I just read a posting about merging game theory and classroom instruction. It was from a few years back, so I decided to create a new post. This is the first time I have heard of studying video games to figure out what makes them so enticing for students. Though it makes sense, I had never considered how similar features could be applied in the classroom. I am including the link to the old post so that people can check it out.
I only made it through the first page and found it to be an extremely interesting discussion! I don’t own any video games but I am intrigued by this concept. Has anyone tried implementing something similar in their own classroom? Does anyone know of any resources or research involving game theory and education?
Weird -- I've been working on a blog post this week about this very topic. There SOOO much to it! I've been looking at playing games in the classroom, having students build games in the classroom, and utilizing game theory in education -- all of which seem to have positive results, if done well. (And all of which can be done for FREE, as long as you've got computers with Internet connections.)
You might also want to check out Institute of Play for more information on utilizing game theory in teaching.
I just posted that 'Video Gaming in Education' blog, if you're interested. It outlines the why and how of 3 ways teachers can effectively integrate gaming in the classroom:
There's also a lot of research referenced.
Engagement was the main reason I was using video games in the classroom, until I started doing some research. Games have been shown to increase student achievement on tests, as well as spatial reasoning, collaboration, problem solving, and even vision!
The most interesting study I found was one that showed the gender gap in spatial reasoning skills and peripheral vision can be closed when girls play some types of video games. (Info here and here.) Interesting stuff!
Using games in the classroom has been studied a lot and there are a lot of great resources out there for teachers. But first, don't confuse that with "game theory", which is a branch of mathematics that studies decision-making. An unfortunate choice of vocabulary, but if you do searches, it will be frustrating.
I've compiled a lot of research, links, books, and more about using games in the classroom... It's a companion to a 20 minute presentation I did for the K12online conference about games and education.

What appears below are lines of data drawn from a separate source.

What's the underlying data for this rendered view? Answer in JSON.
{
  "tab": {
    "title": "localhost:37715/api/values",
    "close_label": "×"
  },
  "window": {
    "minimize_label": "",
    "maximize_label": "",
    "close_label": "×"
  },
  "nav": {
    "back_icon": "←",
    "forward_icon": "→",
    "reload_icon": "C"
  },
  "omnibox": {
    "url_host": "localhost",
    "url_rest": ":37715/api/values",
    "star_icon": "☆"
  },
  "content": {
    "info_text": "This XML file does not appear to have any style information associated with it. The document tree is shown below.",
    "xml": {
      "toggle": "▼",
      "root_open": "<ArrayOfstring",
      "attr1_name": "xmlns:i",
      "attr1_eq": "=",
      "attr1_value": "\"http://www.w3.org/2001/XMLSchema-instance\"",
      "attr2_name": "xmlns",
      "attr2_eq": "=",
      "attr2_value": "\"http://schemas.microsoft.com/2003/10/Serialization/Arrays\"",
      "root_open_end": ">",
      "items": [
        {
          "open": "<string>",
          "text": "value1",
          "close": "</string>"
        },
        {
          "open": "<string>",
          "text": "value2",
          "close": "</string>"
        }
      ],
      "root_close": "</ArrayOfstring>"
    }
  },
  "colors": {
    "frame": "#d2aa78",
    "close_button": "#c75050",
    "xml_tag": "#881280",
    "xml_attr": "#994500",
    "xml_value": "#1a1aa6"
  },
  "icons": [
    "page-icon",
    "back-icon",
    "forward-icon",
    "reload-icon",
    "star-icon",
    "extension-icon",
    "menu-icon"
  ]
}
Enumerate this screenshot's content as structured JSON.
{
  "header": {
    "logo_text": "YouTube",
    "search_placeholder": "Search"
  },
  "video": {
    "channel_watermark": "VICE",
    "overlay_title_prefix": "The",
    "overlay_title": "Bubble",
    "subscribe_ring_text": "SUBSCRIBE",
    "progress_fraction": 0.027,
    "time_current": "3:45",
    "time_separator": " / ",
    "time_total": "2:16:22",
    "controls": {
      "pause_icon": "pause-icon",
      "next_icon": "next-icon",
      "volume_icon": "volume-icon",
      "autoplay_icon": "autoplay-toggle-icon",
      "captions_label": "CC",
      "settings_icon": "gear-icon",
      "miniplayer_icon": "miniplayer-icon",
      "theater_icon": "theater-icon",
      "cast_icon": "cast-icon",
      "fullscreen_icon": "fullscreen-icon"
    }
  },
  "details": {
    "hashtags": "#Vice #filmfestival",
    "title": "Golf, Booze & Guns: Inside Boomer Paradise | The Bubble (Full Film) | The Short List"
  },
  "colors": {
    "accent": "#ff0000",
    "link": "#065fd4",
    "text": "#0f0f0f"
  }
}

By shortest and best advice is to make sure the game really reinforces what you want your students to learn - not simply something marketed as "educational". Many educational "games" are simply worksheets and flashcards with spiffy graphics. If you wouldn't make the kids do the work on paper, doing it on the computer is not the way to go either.